member of artist collective Art Nomads and a member of Temple Bar Artist Studios and Gallery.

Following two decades of working in Ireland at the intersections of aesthetics, epistemology and pedagogy both in and outside of the university, the MA that Alice Feldman established in the School of Sociology had been running for two years when she and Rajinder began their work together. At the centre of the programme are decolonial experiments around embodied knowledges, pluriversality and re-existence.


Temitope Bademosi is an ardent believer in ‘beauty in diversity’ and is intrigued by and works in the space of cultural encounters. Her research interest launches from the premise of the decoloniality of being, weaving its way through epistemologies of the global south, embodied knowledges and cultural contact zones. Pluriversality and cognitive/knowledge justice are central to her field of work. She is currently expressing her transformative praxis of re-imagining/being/doing by balancing the stories of Western hegemonic discourses with voices that emanate from in-between the borders.

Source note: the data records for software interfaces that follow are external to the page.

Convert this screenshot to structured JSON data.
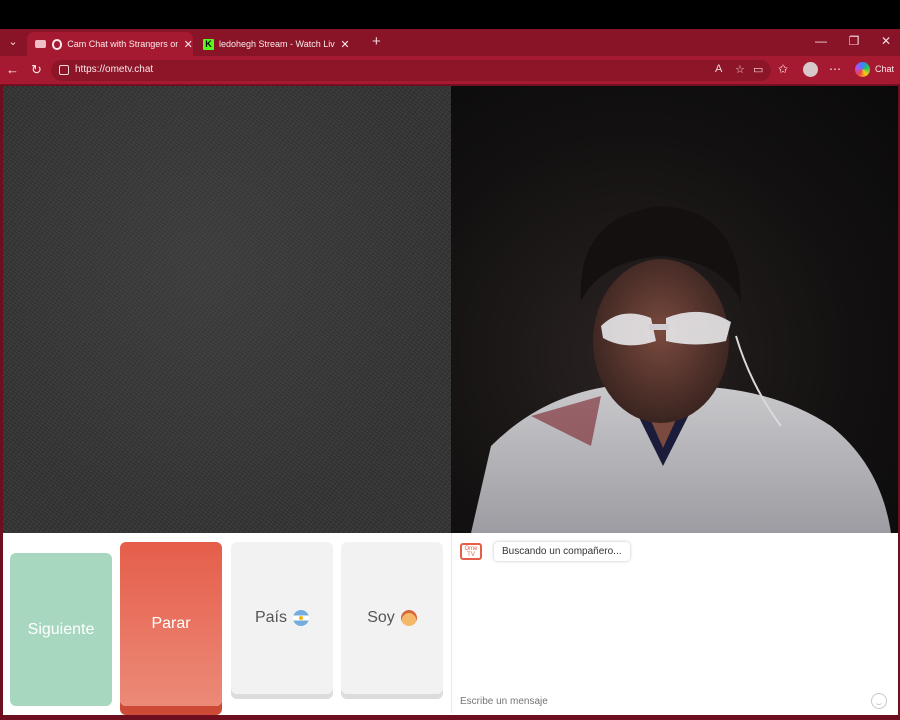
{
  "browser": {
    "tabs": [
      {
        "title": "Cam Chat with Strangers on OmeTV",
        "favicon": "omegle-icon",
        "active": true
      },
      {
        "title": "ledohegh Stream - Watch Live on Kick",
        "favicon": "kick-icon",
        "active": false
      }
    ],
    "new_tab_symbol": "+",
    "url": "https://ometv.chat",
    "chat_label": "Chat"
  },
  "controls": {
    "next_label": "Siguiente",
    "stop_label": "Parar",
    "country_label": "País",
    "soy_label": "Soy"
  },
  "chat": {
    "status_message": "Buscando un compañero...",
    "input_placeholder": "Escribe un mensaje",
    "logo_text": "Ome TV"
  },
  "colors": {
    "browser_theme": "#a51a30",
    "next_button": "#a7d8bf",
    "stop_button": "#e55e4a"
  }
}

Subhashini Goda Venkataramani is an interdisciplinary artist and an academic from Chennai, India, specialising in the dance form of Bharatanatyam. She has been practising and performing for close to three decades and has taught the dance form for well over fifteen years. With a masters in English literature and another Erasmus international joint masters in Dance Anthropology, the core of her artistic practice revolves around traditions, transgressions, and memories and her academic work centres on migration and identity. She is currently pursuing an interdisciplinary PhD, funded by the IRC, at University College Dublin on the practice of Bharatanatyam in the Indo-Irish diaspora, and has given performances and workshops at a couple of festivals in Ireland.

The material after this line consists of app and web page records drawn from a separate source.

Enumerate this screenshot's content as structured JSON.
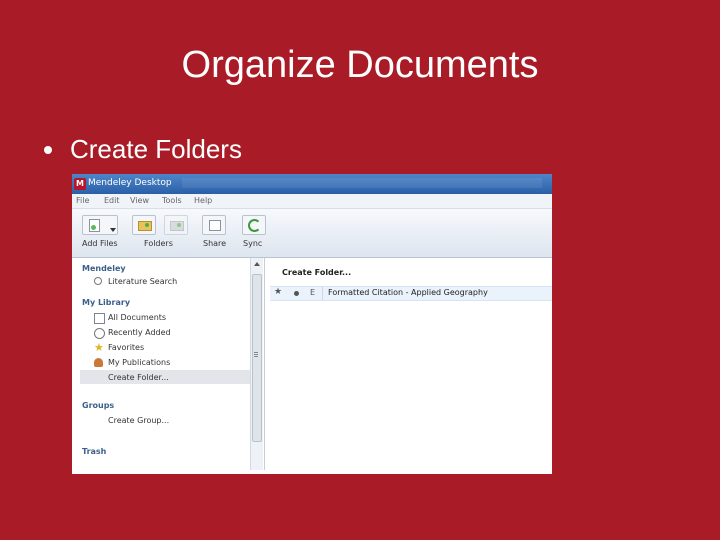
{
  "slide": {
    "title": "Organize Documents",
    "bullet": "Create Folders"
  },
  "app": {
    "window_title": "Mendeley Desktop",
    "logo_letter": "M",
    "menu": [
      "File",
      "Edit",
      "View",
      "Tools",
      "Help"
    ],
    "toolbar": {
      "add_files": "Add Files",
      "folders": "Folders",
      "share": "Share",
      "sync": "Sync"
    },
    "sidebar": {
      "mendeley_header": "Mendeley",
      "literature_search": "Literature Search",
      "my_library_header": "My Library",
      "all_documents": "All Documents",
      "recently_added": "Recently Added",
      "favorites": "Favorites",
      "my_publications": "My Publications",
      "create_folder": "Create Folder...",
      "groups_header": "Groups",
      "create_group": "Create Group...",
      "trash_header": "Trash"
    },
    "content": {
      "heading": "Create Folder...",
      "row": {
        "star": "★",
        "type": "E",
        "title": "Formatted Citation - Applied Geography"
      }
    }
  }
}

Niamh Asha Munglani is a half-Irish, half-Indian British historian and artist from Bristol, UK. Through her work, she aims to address colonial amnesia in British Public History. Through examination of history curricula and textbooks, she is cultivating a decolonial praxis around how this information can be displayed visually and most accessible to the broad public. Her work is underpinned by her lived experiences of being a mixed-race woman navigating and deconstructing her lived identities.

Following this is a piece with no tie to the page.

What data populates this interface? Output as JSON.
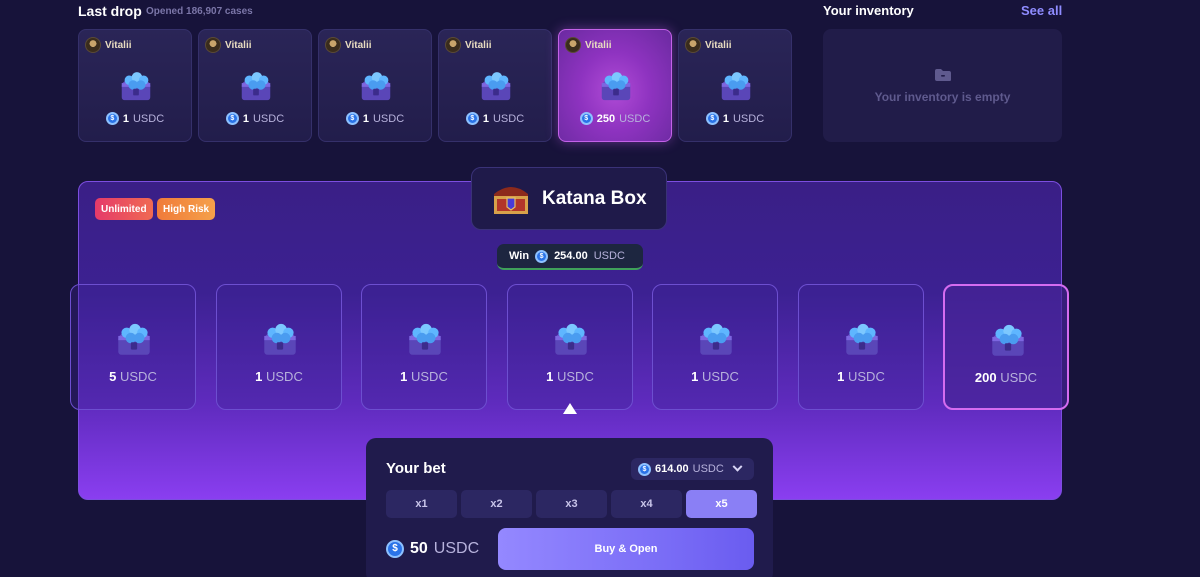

Victory Nwabu-Ekeoma is an Igbo-Irish writer, artist, and researcher. She has an interest in health-related knowledge communication and creative knowledge translation. Her practice is continually engaged in zine-making and publishing, having worked on and contributed to several artist-led publications independently and collaboratively. She is the founder and editor of Bia! — a publication exploring immigration, food, and culture. Victory is currently a Being-in-Residence at The Bureau.

Candace Thomas is a “Showmen”-Traveller doctoral student in the School of Sociology at UCD. Her work explores being (vs ‘belonging’), unsettlement and placemaking in the “Showmen”- Traveller and Yazidi Refugee communities to realize the use of decolonial service design in the Third Sector. Through an ongoing collaboration, she is cultivating a multi-phase decolonial praxis of consultation and workshopping, development and programme delivery that uses creative mediums like “Dialectograms” to map each communities unique value systems.

Charlotte van Braam explores art-making as decolonial praxis where she focuses on exploring embodied knowledge and identity. As part of the post-colonial diaspora, she centres understanding of her positionality and relationality linked to colonialism and mixed-race identity. This, in turns, forms the basis of her research in decolonial museum practices and geographies, and diaspora-led exhibitions as decolonial practices.

Listen Back

This talk will be audio recorded and available to listen back to from 30 May 2023.


Irish Research Council